Working with the Bereen brothers and achieving recognition in the Michelin Guide at Orwell Road must have been a significant milestone. How did that experience shape your approach to fine dining? 

I think achieving recognition from Michelin as a chef is always an amazing feeling. For me, it was extra special because it was achieved with a small amazing team of people. The Bereen brothers are two of the nicest people I’ve ever met – never mind worked for – so it was very nice to achieve something like that for them. 

At just 21, you became the Head Chef at the Peligoni Club in Greece. How did this early leadership role shape your skills and mindset, and what were some memorable moments from your time there?

Being in charge of a kitchen at that age taught me a lot of stuff. Looking back most of the learning process had to do with learning how to manage people and a team more so than the actual food. The Peligoni Club was a busy place with loads always going on, so I guess I learned the importance of being organised and having systems in place to try and make everyone’s day go as smoothly as possible. 

There were definitely a lot of memorable moments for me in Greece; I suppose my favourite moment would have to be working alongside some amazing chefs throughout our guest chef series. 

You mentioned Chef Tom Brown reaching out to you. How did this collaboration come about, and what aspects of working with him do you find most inspiring or influential in your culinary journey?

I met Tom when I was at the Peligoni Club. He came over to Greece as a guest chef. A year later he went back over to do the same event again. I wasn’t working there anymore, but was lucky enough to be offered to go over to help for the week. While we were there he mentioned to me he was going to be opening a new restaurant soon and that I should come work for him. A couple of months later he called with the offer and we chatted for ages about Pearly Queen. I was really happy where I was, but I knew I couldn’t say no to the offer.

The aspect I find most inspiring about working for him is the constant effort to achieve consistently high standards and to constantly improve yourself as well as the people around you. He’s taught me that every day you have to push to improve yourself and your work. 

As an advocate for sourcing the finest produce and championing seasonality, how do you ensure these principles are reflected in the menu at Pearly Queen, and why do you believe they are crucial in modern cooking? 

I believe finding the best ingredients and produce is so crucial in modern cooking. To me, it’s so important to eat with the seasons to ensure that produce is at its peak. 

We ensure these principles are reflected on the menu at Pearly Queen by using the freshest produce and ingredients whilst in season,  nd working alongside great suppliers that can deliver the best of the best in-season produce for us and constantly keep us in the loop of what’s good and what’s not all year round.

What’s your favourite dish on the Pearly Queen menu? 
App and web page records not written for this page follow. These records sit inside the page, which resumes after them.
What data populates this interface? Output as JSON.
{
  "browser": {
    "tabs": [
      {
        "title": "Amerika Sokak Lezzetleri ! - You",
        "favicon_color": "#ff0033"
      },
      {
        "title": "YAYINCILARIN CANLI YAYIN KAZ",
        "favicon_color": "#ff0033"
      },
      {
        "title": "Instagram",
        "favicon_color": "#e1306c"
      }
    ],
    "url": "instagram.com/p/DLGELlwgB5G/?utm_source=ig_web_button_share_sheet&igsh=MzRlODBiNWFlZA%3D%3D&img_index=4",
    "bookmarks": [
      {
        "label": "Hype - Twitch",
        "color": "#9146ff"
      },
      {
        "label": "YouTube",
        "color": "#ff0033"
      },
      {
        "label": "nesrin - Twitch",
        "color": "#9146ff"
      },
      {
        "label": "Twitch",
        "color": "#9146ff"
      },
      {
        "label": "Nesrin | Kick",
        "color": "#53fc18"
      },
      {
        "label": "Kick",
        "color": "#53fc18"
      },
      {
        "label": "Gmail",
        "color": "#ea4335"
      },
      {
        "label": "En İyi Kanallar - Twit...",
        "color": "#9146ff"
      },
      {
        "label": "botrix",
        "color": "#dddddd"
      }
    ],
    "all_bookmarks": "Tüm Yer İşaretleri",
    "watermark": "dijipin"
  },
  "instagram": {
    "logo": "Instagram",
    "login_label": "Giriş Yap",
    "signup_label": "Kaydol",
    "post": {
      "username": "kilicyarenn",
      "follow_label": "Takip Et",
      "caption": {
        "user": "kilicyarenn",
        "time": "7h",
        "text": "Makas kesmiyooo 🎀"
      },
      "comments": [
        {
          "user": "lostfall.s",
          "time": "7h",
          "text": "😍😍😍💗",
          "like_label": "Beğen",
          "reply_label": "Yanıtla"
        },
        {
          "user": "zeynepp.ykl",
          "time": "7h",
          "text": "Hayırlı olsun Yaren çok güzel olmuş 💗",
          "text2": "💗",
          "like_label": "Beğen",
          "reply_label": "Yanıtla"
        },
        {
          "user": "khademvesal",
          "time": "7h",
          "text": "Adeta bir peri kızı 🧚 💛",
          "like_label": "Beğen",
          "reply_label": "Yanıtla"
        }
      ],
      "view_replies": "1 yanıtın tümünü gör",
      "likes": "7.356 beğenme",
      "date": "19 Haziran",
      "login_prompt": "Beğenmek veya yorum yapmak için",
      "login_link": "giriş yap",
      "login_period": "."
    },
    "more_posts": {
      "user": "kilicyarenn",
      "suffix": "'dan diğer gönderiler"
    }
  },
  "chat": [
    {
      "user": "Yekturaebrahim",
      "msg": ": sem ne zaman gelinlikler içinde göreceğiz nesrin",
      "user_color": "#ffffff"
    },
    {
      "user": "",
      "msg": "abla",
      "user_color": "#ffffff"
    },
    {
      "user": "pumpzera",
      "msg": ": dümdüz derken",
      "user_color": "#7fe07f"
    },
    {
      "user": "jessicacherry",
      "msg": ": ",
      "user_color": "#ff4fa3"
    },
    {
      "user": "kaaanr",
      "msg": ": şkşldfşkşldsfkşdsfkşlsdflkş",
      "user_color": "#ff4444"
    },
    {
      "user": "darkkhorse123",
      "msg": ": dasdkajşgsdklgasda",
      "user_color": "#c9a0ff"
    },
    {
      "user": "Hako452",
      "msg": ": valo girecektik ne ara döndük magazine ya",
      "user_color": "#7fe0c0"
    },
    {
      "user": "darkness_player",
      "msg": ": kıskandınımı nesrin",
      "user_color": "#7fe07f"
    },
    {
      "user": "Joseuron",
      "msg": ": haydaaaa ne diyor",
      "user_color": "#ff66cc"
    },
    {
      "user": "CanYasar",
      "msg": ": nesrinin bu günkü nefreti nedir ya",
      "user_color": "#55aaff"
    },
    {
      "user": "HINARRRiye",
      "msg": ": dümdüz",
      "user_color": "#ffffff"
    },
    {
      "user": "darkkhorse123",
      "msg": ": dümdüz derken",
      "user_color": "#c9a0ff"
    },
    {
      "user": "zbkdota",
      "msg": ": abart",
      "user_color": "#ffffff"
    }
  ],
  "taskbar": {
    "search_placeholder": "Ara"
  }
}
My favourite dish on the menu has to be the buffalo oyster. I think the dish represents what we try to do at Pearl Queen really well. The oysters themselves are from Carlingford which are the best out there. We cover the oyster in panko breadcrumbs, deep fry them till they are nice and crispy, toss them in a spicy buffalo sauce, and drizzle on a really nice creamy ranch dressing. It’s quite a different way to eat an oyster, but the flavour profiles of the sauces are familiar to most people. That’s why I feel it’s the best of both worlds; it’s like you’re trying something bold and new but at the same time, it reminds you of something classic you have loved before.

Where do you like to eat/drink in London post-shift? 

My favourite place to go post shift is the Golden Heart just down the road, every Sunday I love walking down and having a few Guinnesses with a couple of the chefs or mates. It is the one pub around that reminds me of the pubs back home in Dublin. Food-wise, post service, more often than not it’s usually a late-night pizza and beer before then straight to bed. On my day off, I love going for some solo food usually somewhere that does some nice spicy food. My favourite, and go-to, would usually be Kiln in Soho.


For further information on Pearly Queen, see here

44 Commercial St, London E1 6LT